"I simply can't build up my hopes on a foundation consisting of confusion, misery and death. I see the world gradually being turned into a wilderness; I hear the ever approaching thunder, which will destroy us too; I can feel the sufferings of millions; and yet, if I look up into the heavens, I think that it will all come right, that this cruelty will end, and that peace and tranquillity will return again ... I must uphold my ideals, for perhaps the time will come when I shall be able to carry them out."
You know, we probably would have never heard of Anne Frank if she had lived to be 80 years old. But she died a horrible death from typhus in the Bergen-Belsen concentration camp in 1945. Two years later, her father, Otto, who miraculously survived, published "Anne Frank: The Diary of a Young Girl," and people from every walk of life have been reading about her ever since.
It is the same with my girl, Kristin. She did not die as a martyr as her diaries states she would have. Yet her death, as any young death, does something: it makes those who knew her or hear about her, sit up and take notice of a beautiful young woman whose only desire on earth was to love the unlovable, the outcast and the downtrodden. Though she had goals in life, her ultimate goal was to bring glory to God. In the margin of her Bible in Isaiah 58 she writes: "For my eulogy, I want this to be true in my life: Dated 10-5-10- verse 10-11 reads: 'And if you give yourself to the hungry and satisfy the desire of the afflicted, Then your light will rise in darkness And your gloom will become like midday (not so dark, was her note here) And the Lord will continually guide you, and satisfy your desire in scorched places and give strength to your bones; And you will be like a watered garden (flourish, her word here) And like a spring of water waters do not fail.'"
Verse 13 is underlined as well: "dissenting from your own ways, From seeking your own pleasure and speaking your own word, Then you will take delight in the Lord, And I will make you ride on the heights of the earth: And I will feed you with the heritage of Jacob your father, For the mouth of Lord has spoken."
Kristin's ripple effect is that her death will be the answer to her life's burden.

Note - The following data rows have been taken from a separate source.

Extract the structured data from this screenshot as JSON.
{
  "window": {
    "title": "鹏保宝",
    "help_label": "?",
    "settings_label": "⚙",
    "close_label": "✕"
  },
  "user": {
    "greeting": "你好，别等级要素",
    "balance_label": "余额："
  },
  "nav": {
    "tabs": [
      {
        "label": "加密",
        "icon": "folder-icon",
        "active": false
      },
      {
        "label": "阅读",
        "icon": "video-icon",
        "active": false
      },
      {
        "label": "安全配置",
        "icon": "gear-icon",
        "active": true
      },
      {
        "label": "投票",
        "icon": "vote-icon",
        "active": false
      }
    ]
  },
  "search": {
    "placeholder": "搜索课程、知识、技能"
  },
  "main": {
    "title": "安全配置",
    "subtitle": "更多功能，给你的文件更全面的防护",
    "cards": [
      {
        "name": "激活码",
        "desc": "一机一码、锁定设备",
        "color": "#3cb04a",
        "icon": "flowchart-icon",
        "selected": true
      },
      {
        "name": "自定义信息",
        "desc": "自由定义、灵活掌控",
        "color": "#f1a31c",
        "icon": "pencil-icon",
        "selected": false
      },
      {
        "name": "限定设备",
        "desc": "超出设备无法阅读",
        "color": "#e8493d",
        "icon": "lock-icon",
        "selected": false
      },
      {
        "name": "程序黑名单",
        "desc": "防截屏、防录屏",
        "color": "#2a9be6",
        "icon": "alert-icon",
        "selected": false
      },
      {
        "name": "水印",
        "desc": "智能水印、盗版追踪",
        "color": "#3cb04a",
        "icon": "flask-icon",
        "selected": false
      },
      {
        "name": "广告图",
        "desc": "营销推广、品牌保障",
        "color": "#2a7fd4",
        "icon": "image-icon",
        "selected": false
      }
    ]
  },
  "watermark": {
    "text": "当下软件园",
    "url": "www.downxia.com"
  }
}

Lastly, none have had quite the ripple in our generation as Agnes Gonxha Bojaxhiu. This woman died in 1997, and grew up very comfortably in an extremely wealthy family. She was to inherit a fortune, but decided to turn her back on the fortune offered her to serve God and the outcasts of India. Fresh out of the convent she was sent, in 1931, to India and began teaching for 15 years in a girls' school. The ripples of her work were spreading out among the hundreds and hundreds of girls she taught, but in 1946, Agnes Gonxha Bajaxhiu heard God calling her to live and work among the poor. She never planned on becoming anyone important or famous. All she felt called to do was take care of the terminally ill and dying. Yet, she spent her life embracing these outcasts from society and surrounded them with dignity and love in their final days. The rest is history: the Nobel peace prize, the India's Padmashri Award for services were nothing compared to the work she loved serving the untouchables of the society. You probably have guessed by now, Agnes Gonxha Bojaxhiu became known as Mother Teresa.
What kind of ripple effect are you creating today? Did you start out with your pebble dropping into the cool fresh stream of selfless service only to be caught up in worldly pleasures of money, fame and pride? Turn again my friend, and look and live. Go back to service that brought you so much joy and when those things didn't matter and the only things that matter were God and people. Maybe you never had a pure desire to do so, but now you desire the ripple effect of a life well lived for others. You will not be able to drop that pebble on your own. Only God can do that. It begins on bended knee and with an open ear. I want to start a ripple effect today, won't you join me?
(Kimberly Morgan, MA, is a wife and homeschool mom in Elkins. She is counselor/chaplain at Cornerstone Christian Counseling and Kristin's Hope.)